- [Data extract]:
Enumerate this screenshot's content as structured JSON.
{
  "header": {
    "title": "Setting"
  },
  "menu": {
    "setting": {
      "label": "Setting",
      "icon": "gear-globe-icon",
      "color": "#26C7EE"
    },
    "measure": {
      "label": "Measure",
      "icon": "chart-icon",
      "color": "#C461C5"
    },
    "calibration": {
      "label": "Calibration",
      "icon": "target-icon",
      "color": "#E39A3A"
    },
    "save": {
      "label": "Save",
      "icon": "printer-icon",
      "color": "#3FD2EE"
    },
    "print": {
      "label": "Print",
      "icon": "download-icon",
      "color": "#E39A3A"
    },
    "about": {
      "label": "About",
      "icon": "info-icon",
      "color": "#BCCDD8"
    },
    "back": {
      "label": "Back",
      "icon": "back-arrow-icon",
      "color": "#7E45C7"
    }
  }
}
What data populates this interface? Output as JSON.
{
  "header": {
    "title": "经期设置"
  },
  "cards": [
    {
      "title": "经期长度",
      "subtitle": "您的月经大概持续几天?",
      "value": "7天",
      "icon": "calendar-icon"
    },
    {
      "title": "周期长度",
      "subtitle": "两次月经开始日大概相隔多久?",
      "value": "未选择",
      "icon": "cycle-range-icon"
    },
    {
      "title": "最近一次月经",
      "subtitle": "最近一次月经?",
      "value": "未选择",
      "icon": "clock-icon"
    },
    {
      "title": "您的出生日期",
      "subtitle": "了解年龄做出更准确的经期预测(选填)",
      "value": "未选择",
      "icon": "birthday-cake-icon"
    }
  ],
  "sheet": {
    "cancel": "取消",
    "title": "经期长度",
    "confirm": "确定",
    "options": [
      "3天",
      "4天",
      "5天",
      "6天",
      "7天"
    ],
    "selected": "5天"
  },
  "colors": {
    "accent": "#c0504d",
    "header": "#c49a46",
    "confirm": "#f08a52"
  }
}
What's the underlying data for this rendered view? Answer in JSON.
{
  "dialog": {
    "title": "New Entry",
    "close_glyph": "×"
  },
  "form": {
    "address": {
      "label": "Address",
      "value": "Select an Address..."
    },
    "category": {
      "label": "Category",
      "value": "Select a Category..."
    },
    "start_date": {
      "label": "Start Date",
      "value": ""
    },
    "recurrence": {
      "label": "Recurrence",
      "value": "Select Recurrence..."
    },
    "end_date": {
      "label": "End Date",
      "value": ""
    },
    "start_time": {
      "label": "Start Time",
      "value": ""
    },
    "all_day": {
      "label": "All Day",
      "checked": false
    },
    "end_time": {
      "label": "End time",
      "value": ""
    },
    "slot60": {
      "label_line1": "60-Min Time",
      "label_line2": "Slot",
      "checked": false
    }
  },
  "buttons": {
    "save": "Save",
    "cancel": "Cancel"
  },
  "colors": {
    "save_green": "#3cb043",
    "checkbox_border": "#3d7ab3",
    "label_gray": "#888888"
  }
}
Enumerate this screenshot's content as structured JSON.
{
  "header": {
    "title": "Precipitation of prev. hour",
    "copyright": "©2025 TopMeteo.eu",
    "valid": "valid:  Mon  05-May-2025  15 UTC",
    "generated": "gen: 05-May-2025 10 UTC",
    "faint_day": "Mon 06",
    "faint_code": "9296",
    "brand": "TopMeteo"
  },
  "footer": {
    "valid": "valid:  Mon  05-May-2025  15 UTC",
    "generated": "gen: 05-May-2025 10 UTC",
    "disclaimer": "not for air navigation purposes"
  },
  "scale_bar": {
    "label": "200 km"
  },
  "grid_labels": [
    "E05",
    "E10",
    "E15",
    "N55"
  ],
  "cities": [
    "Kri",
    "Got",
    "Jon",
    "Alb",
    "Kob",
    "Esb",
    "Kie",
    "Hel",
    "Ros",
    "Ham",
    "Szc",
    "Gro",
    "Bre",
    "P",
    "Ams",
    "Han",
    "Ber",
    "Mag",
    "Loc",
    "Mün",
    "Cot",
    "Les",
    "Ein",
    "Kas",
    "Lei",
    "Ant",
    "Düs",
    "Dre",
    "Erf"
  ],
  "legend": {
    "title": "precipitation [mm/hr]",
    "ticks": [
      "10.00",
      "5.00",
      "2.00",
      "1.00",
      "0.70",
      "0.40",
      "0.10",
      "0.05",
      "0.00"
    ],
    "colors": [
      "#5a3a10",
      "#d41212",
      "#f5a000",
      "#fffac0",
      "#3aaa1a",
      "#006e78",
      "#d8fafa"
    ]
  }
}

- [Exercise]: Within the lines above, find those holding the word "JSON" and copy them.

- [Answer space]:
Enumerate this screenshot's content as structured JSON.
What data populates this interface? Output as JSON.
What's the underlying data for this rendered view? Answer in JSON.
Enumerate this screenshot's content as structured JSON.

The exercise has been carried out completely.